++++ DATA RECORDS ++++

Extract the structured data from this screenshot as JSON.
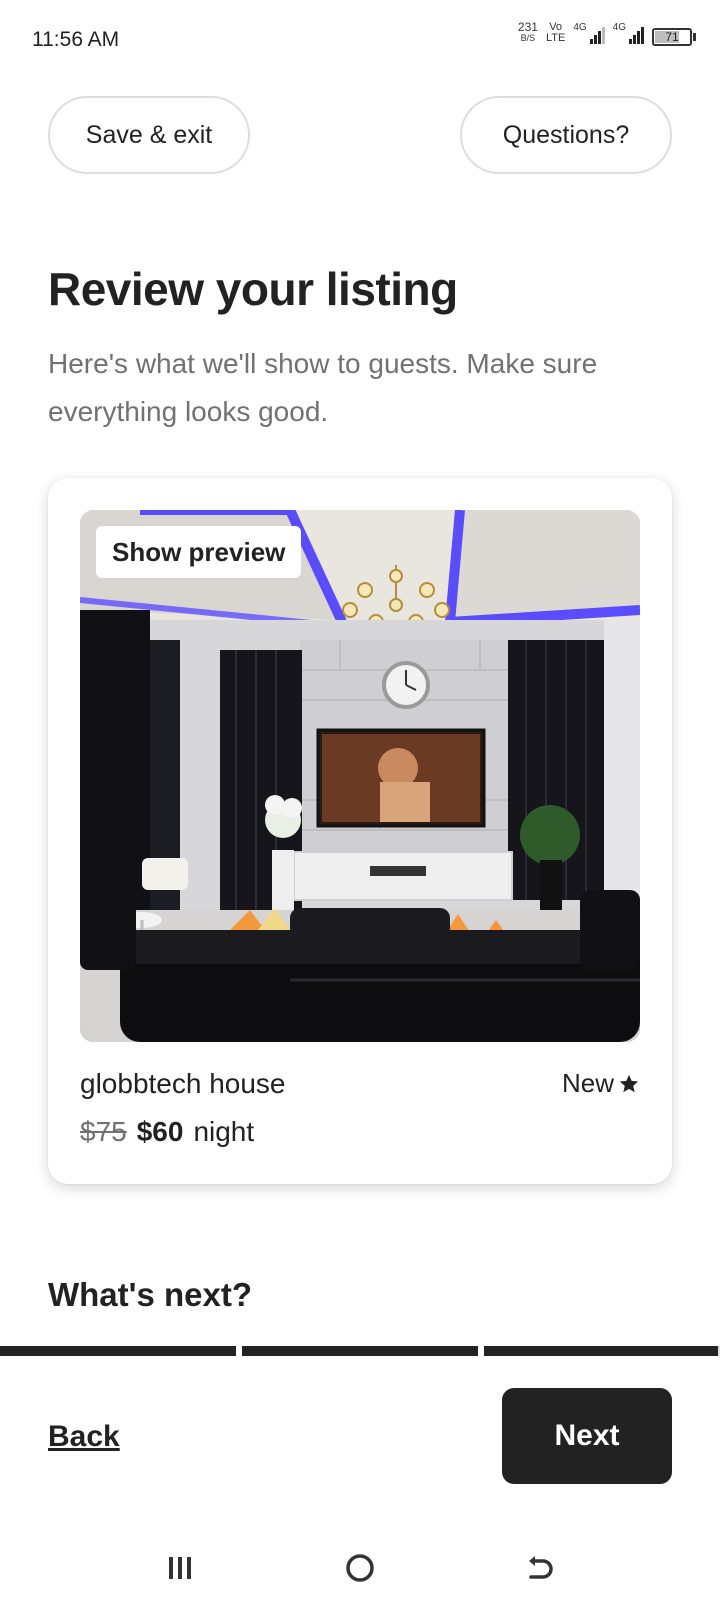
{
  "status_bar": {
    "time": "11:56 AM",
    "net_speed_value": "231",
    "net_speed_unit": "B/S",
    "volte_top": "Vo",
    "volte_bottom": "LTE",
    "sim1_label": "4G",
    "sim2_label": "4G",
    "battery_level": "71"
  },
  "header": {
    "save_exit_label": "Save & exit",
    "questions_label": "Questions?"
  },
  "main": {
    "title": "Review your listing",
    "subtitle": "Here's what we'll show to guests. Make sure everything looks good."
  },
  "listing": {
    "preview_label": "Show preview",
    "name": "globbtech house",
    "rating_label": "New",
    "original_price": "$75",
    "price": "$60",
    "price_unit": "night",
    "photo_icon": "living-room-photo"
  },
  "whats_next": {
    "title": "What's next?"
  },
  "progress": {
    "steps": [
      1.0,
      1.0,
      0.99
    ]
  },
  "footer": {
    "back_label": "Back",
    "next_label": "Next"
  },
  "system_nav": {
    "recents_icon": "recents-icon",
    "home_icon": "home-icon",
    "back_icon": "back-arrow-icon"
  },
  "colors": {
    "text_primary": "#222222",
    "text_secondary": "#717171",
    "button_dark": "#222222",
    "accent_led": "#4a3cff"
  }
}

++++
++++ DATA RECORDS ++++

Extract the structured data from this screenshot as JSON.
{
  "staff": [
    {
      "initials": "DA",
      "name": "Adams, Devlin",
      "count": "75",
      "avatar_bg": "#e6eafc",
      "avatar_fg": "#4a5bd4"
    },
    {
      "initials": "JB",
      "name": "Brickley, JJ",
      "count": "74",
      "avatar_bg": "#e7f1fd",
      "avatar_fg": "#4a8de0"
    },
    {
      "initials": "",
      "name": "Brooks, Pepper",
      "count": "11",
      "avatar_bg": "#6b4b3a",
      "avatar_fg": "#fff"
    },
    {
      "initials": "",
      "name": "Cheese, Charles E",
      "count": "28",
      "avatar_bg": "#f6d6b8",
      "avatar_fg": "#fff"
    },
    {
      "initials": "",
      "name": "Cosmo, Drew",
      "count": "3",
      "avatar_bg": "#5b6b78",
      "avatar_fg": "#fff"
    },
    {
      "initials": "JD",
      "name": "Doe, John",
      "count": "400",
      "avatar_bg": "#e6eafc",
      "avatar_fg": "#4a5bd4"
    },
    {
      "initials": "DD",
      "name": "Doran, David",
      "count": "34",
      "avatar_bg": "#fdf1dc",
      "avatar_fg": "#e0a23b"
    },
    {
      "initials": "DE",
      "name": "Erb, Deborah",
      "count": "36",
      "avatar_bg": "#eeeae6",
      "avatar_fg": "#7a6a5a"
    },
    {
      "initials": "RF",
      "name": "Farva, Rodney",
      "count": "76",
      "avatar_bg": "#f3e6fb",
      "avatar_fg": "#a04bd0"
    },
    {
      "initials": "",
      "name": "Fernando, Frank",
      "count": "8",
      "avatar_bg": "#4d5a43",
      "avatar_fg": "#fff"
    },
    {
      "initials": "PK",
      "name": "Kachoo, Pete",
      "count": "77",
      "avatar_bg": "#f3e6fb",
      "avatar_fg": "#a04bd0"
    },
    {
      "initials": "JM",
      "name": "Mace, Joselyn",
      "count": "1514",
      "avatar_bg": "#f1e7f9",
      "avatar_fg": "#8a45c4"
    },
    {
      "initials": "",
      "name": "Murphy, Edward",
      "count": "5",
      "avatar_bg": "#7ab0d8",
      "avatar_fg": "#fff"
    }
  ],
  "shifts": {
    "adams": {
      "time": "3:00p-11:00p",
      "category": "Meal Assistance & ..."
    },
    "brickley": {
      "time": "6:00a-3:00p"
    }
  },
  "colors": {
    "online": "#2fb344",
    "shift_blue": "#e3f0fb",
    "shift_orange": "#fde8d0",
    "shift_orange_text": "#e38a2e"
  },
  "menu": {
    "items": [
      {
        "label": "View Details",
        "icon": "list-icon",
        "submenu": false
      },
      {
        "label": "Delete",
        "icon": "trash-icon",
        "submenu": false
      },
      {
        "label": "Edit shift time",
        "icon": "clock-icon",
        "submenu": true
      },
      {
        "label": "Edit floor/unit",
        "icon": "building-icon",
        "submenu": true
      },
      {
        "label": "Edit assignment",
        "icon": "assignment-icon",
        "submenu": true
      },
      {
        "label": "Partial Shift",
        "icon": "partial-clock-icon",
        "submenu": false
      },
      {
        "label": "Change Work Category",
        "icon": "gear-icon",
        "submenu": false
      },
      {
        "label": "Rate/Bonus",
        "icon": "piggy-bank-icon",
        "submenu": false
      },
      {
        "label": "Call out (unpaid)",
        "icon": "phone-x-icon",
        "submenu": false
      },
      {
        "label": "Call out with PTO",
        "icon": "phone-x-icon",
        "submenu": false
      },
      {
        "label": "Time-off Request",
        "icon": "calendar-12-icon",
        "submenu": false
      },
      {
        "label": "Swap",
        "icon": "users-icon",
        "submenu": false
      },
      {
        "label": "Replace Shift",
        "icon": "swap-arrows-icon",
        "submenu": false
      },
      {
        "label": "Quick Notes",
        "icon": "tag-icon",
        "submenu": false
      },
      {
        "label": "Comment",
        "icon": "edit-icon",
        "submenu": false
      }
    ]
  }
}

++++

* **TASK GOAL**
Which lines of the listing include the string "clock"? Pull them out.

* **EXERCISE RESPONSE**
        "icon": "clock-icon",
        "icon": "partial-clock-icon",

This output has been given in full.